[Data records for software interfaces]
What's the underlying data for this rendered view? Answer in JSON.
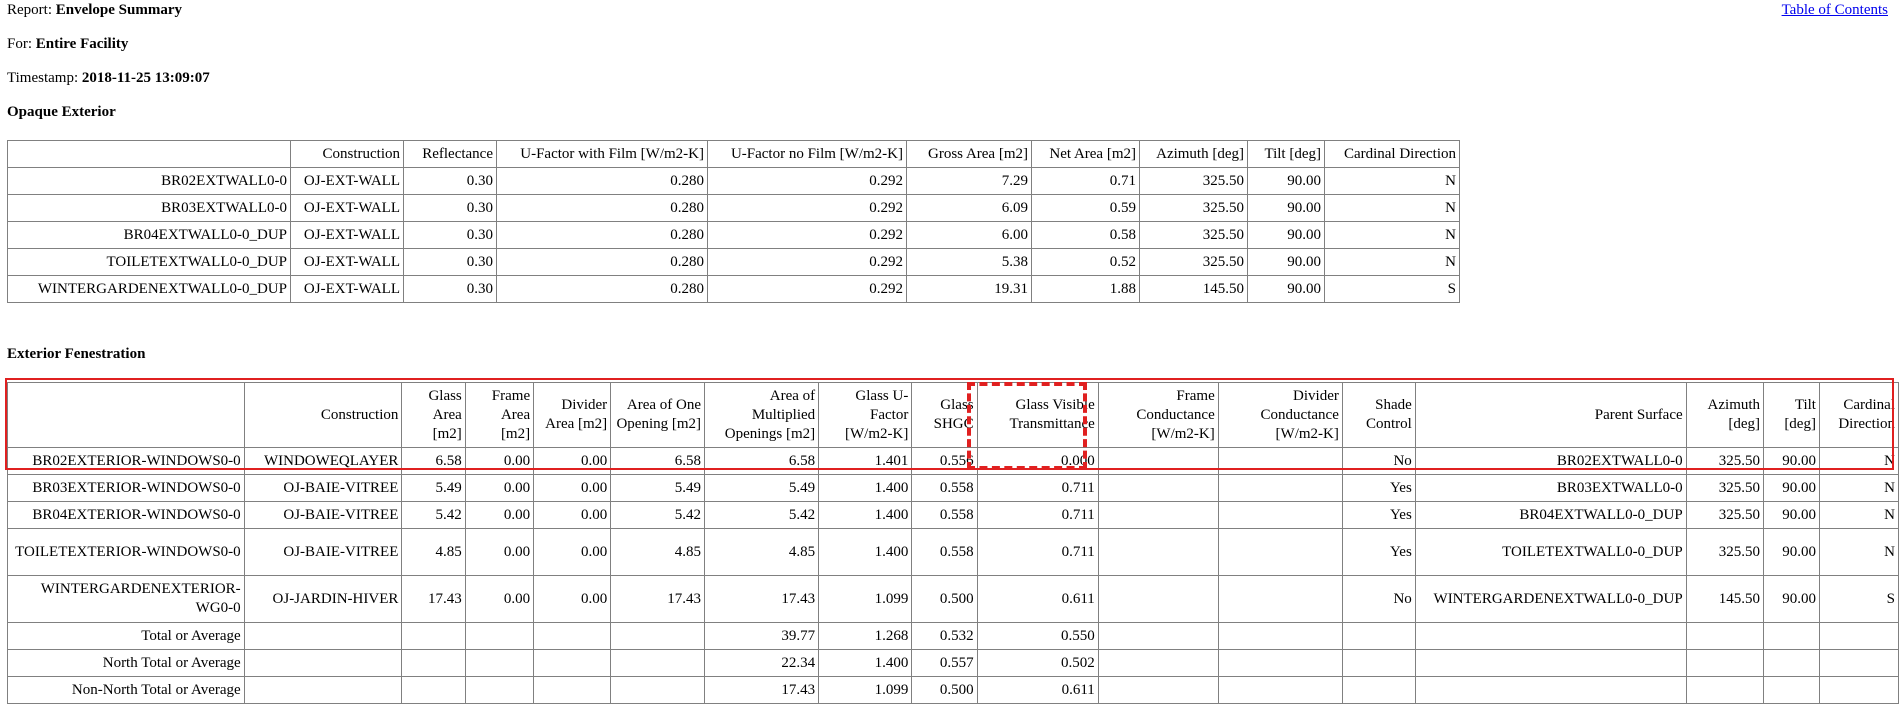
{
  "report": {
    "report_label": "Report:",
    "report_name": "Envelope Summary",
    "for_label": "For:",
    "for_value": "Entire Facility",
    "timestamp_label": "Timestamp:",
    "timestamp_value": "2018-11-25 13:09:07",
    "toc_link": "Table of Contents"
  },
  "opaque": {
    "title": "Opaque Exterior",
    "headers": [
      "",
      "Construction",
      "Reflectance",
      "U-Factor with Film [W/m2-K]",
      "U-Factor no Film [W/m2-K]",
      "Gross Area [m2]",
      "Net Area [m2]",
      "Azimuth [deg]",
      "Tilt [deg]",
      "Cardinal Direction"
    ],
    "rows": [
      [
        "BR02EXTWALL0-0",
        "OJ-EXT-WALL",
        "0.30",
        "0.280",
        "0.292",
        "7.29",
        "0.71",
        "325.50",
        "90.00",
        "N"
      ],
      [
        "BR03EXTWALL0-0",
        "OJ-EXT-WALL",
        "0.30",
        "0.280",
        "0.292",
        "6.09",
        "0.59",
        "325.50",
        "90.00",
        "N"
      ],
      [
        "BR04EXTWALL0-0_DUP",
        "OJ-EXT-WALL",
        "0.30",
        "0.280",
        "0.292",
        "6.00",
        "0.58",
        "325.50",
        "90.00",
        "N"
      ],
      [
        "TOILETEXTWALL0-0_DUP",
        "OJ-EXT-WALL",
        "0.30",
        "0.280",
        "0.292",
        "5.38",
        "0.52",
        "325.50",
        "90.00",
        "N"
      ],
      [
        "WINTERGARDENEXTWALL0-0_DUP",
        "OJ-EXT-WALL",
        "0.30",
        "0.280",
        "0.292",
        "19.31",
        "1.88",
        "145.50",
        "90.00",
        "S"
      ]
    ]
  },
  "fenestration": {
    "title": "Exterior Fenestration",
    "headers": [
      "",
      "Construction",
      "Glass Area [m2]",
      "Frame Area [m2]",
      "Divider Area [m2]",
      "Area of One Opening [m2]",
      "Area of Multiplied Openings [m2]",
      "Glass U-Factor [W/m2-K]",
      "Glass SHGC",
      "Glass Visible Transmittance",
      "Frame Conductance [W/m2-K]",
      "Divider Conductance [W/m2-K]",
      "Shade Control",
      "Parent Surface",
      "Azimuth [deg]",
      "Tilt [deg]",
      "Cardinal Direction"
    ],
    "rows": [
      [
        "BR02EXTERIOR-WINDOWS0-0",
        "WINDOWEQLAYER",
        "6.58",
        "0.00",
        "0.00",
        "6.58",
        "6.58",
        "1.401",
        "0.556",
        "0.000",
        "",
        "",
        "No",
        "BR02EXTWALL0-0",
        "325.50",
        "90.00",
        "N"
      ],
      [
        "BR03EXTERIOR-WINDOWS0-0",
        "OJ-BAIE-VITREE",
        "5.49",
        "0.00",
        "0.00",
        "5.49",
        "5.49",
        "1.400",
        "0.558",
        "0.711",
        "",
        "",
        "Yes",
        "BR03EXTWALL0-0",
        "325.50",
        "90.00",
        "N"
      ],
      [
        "BR04EXTERIOR-WINDOWS0-0",
        "OJ-BAIE-VITREE",
        "5.42",
        "0.00",
        "0.00",
        "5.42",
        "5.42",
        "1.400",
        "0.558",
        "0.711",
        "",
        "",
        "Yes",
        "BR04EXTWALL0-0_DUP",
        "325.50",
        "90.00",
        "N"
      ],
      [
        "TOILETEXTERIOR-WINDOWS0-0",
        "OJ-BAIE-VITREE",
        "4.85",
        "0.00",
        "0.00",
        "4.85",
        "4.85",
        "1.400",
        "0.558",
        "0.711",
        "",
        "",
        "Yes",
        "TOILETEXTWALL0-0_DUP",
        "325.50",
        "90.00",
        "N"
      ],
      [
        "WINTERGARDENEXTERIOR-WG0-0",
        "OJ-JARDIN-HIVER",
        "17.43",
        "0.00",
        "0.00",
        "17.43",
        "17.43",
        "1.099",
        "0.500",
        "0.611",
        "",
        "",
        "No",
        "WINTERGARDENEXTWALL0-0_DUP",
        "145.50",
        "90.00",
        "S"
      ],
      [
        "Total or Average",
        "",
        "",
        "",
        "",
        "",
        "39.77",
        "1.268",
        "0.532",
        "0.550",
        "",
        "",
        "",
        "",
        "",
        "",
        ""
      ],
      [
        "North Total or Average",
        "",
        "",
        "",
        "",
        "",
        "22.34",
        "1.400",
        "0.557",
        "0.502",
        "",
        "",
        "",
        "",
        "",
        "",
        ""
      ],
      [
        "Non-North Total or Average",
        "",
        "",
        "",
        "",
        "",
        "17.43",
        "1.099",
        "0.500",
        "0.611",
        "",
        "",
        "",
        "",
        "",
        "",
        ""
      ]
    ]
  },
  "highlight_color": "#e02020",
  "link_color": "#0000ee"
}
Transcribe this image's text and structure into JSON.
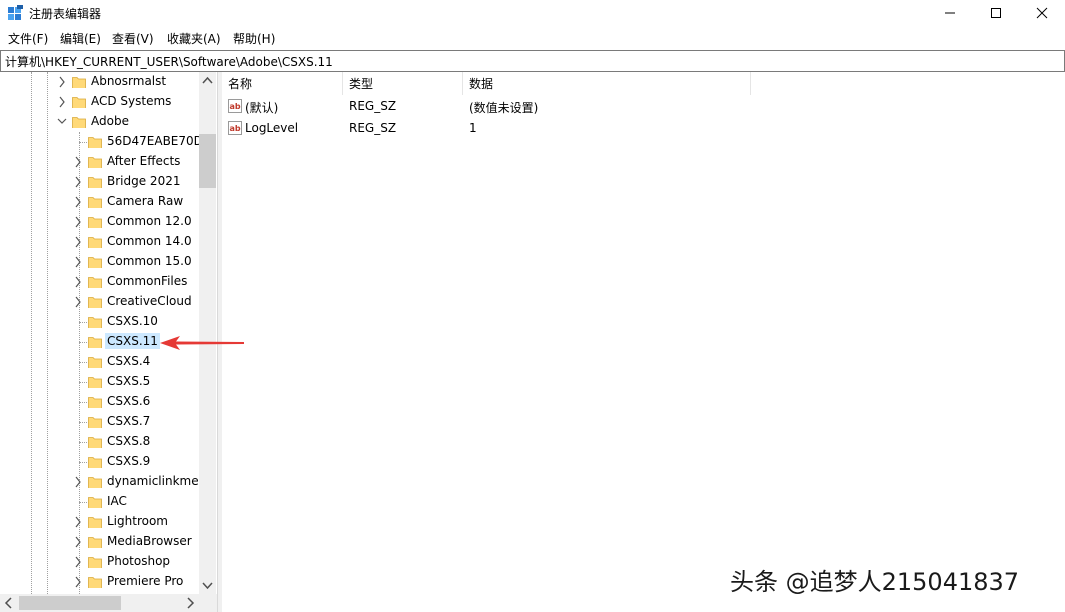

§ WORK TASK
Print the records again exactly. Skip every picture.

§ ANSWER BOX
What's the underlying data for this rendered view? Answer in JSON.
{
  "report": {
    "report_label": "Report:",
    "report_name": "Envelope Summary",
    "for_label": "For:",
    "for_value": "Entire Facility",
    "timestamp_label": "Timestamp:",
    "timestamp_value": "2018-11-25 13:09:07",
    "toc_link": "Table of Contents"
  },
  "opaque": {
    "title": "Opaque Exterior",
    "headers": [
      "",
      "Construction",
      "Reflectance",
      "U-Factor with Film [W/m2-K]",
      "U-Factor no Film [W/m2-K]",
      "Gross Area [m2]",
      "Net Area [m2]",
      "Azimuth [deg]",
      "Tilt [deg]",
      "Cardinal Direction"
    ],
    "rows": [
      [
        "BR02EXTWALL0-0",
        "OJ-EXT-WALL",
        "0.30",
        "0.280",
        "0.292",
        "7.29",
        "0.71",
        "325.50",
        "90.00",
        "N"
      ],
      [
        "BR03EXTWALL0-0",
        "OJ-EXT-WALL",
        "0.30",
        "0.280",
        "0.292",
        "6.09",
        "0.59",
        "325.50",
        "90.00",
        "N"
      ],
      [
        "BR04EXTWALL0-0_DUP",
        "OJ-EXT-WALL",
        "0.30",
        "0.280",
        "0.292",
        "6.00",
        "0.58",
        "325.50",
        "90.00",
        "N"
      ],
      [
        "TOILETEXTWALL0-0_DUP",
        "OJ-EXT-WALL",
        "0.30",
        "0.280",
        "0.292",
        "5.38",
        "0.52",
        "325.50",
        "90.00",
        "N"
      ],
      [
        "WINTERGARDENEXTWALL0-0_DUP",
        "OJ-EXT-WALL",
        "0.30",
        "0.280",
        "0.292",
        "19.31",
        "1.88",
        "145.50",
        "90.00",
        "S"
      ]
    ]
  },
  "fenestration": {
    "title": "Exterior Fenestration",
    "headers": [
      "",
      "Construction",
      "Glass Area [m2]",
      "Frame Area [m2]",
      "Divider Area [m2]",
      "Area of One Opening [m2]",
      "Area of Multiplied Openings [m2]",
      "Glass U-Factor [W/m2-K]",
      "Glass SHGC",
      "Glass Visible Transmittance",
      "Frame Conductance [W/m2-K]",
      "Divider Conductance [W/m2-K]",
      "Shade Control",
      "Parent Surface",
      "Azimuth [deg]",
      "Tilt [deg]",
      "Cardinal Direction"
    ],
    "rows": [
      [
        "BR02EXTERIOR-WINDOWS0-0",
        "WINDOWEQLAYER",
        "6.58",
        "0.00",
        "0.00",
        "6.58",
        "6.58",
        "1.401",
        "0.556",
        "0.000",
        "",
        "",
        "No",
        "BR02EXTWALL0-0",
        "325.50",
        "90.00",
        "N"
      ],
      [
        "BR03EXTERIOR-WINDOWS0-0",
        "OJ-BAIE-VITREE",
        "5.49",
        "0.00",
        "0.00",
        "5.49",
        "5.49",
        "1.400",
        "0.558",
        "0.711",
        "",
        "",
        "Yes",
        "BR03EXTWALL0-0",
        "325.50",
        "90.00",
        "N"
      ],
      [
        "BR04EXTERIOR-WINDOWS0-0",
        "OJ-BAIE-VITREE",
        "5.42",
        "0.00",
        "0.00",
        "5.42",
        "5.42",
        "1.400",
        "0.558",
        "0.711",
        "",
        "",
        "Yes",
        "BR04EXTWALL0-0_DUP",
        "325.50",
        "90.00",
        "N"
      ],
      [
        "TOILETEXTERIOR-WINDOWS0-0",
        "OJ-BAIE-VITREE",
        "4.85",
        "0.00",
        "0.00",
        "4.85",
        "4.85",
        "1.400",
        "0.558",
        "0.711",
        "",
        "",
        "Yes",
        "TOILETEXTWALL0-0_DUP",
        "325.50",
        "90.00",
        "N"
      ],
      [
        "WINTERGARDENEXTERIOR-WG0-0",
        "OJ-JARDIN-HIVER",
        "17.43",
        "0.00",
        "0.00",
        "17.43",
        "17.43",
        "1.099",
        "0.500",
        "0.611",
        "",
        "",
        "No",
        "WINTERGARDENEXTWALL0-0_DUP",
        "145.50",
        "90.00",
        "S"
      ],
      [
        "Total or Average",
        "",
        "",
        "",
        "",
        "",
        "39.77",
        "1.268",
        "0.532",
        "0.550",
        "",
        "",
        "",
        "",
        "",
        "",
        ""
      ],
      [
        "North Total or Average",
        "",
        "",
        "",
        "",
        "",
        "22.34",
        "1.400",
        "0.557",
        "0.502",
        "",
        "",
        "",
        "",
        "",
        "",
        ""
      ],
      [
        "Non-North Total or Average",
        "",
        "",
        "",
        "",
        "",
        "17.43",
        "1.099",
        "0.500",
        "0.611",
        "",
        "",
        "",
        "",
        "",
        "",
        ""
      ]
    ]
  },
  "highlight_color": "#e02020",
  "link_color": "#0000ee"
}
Transcribe this image's text and structure into JSON.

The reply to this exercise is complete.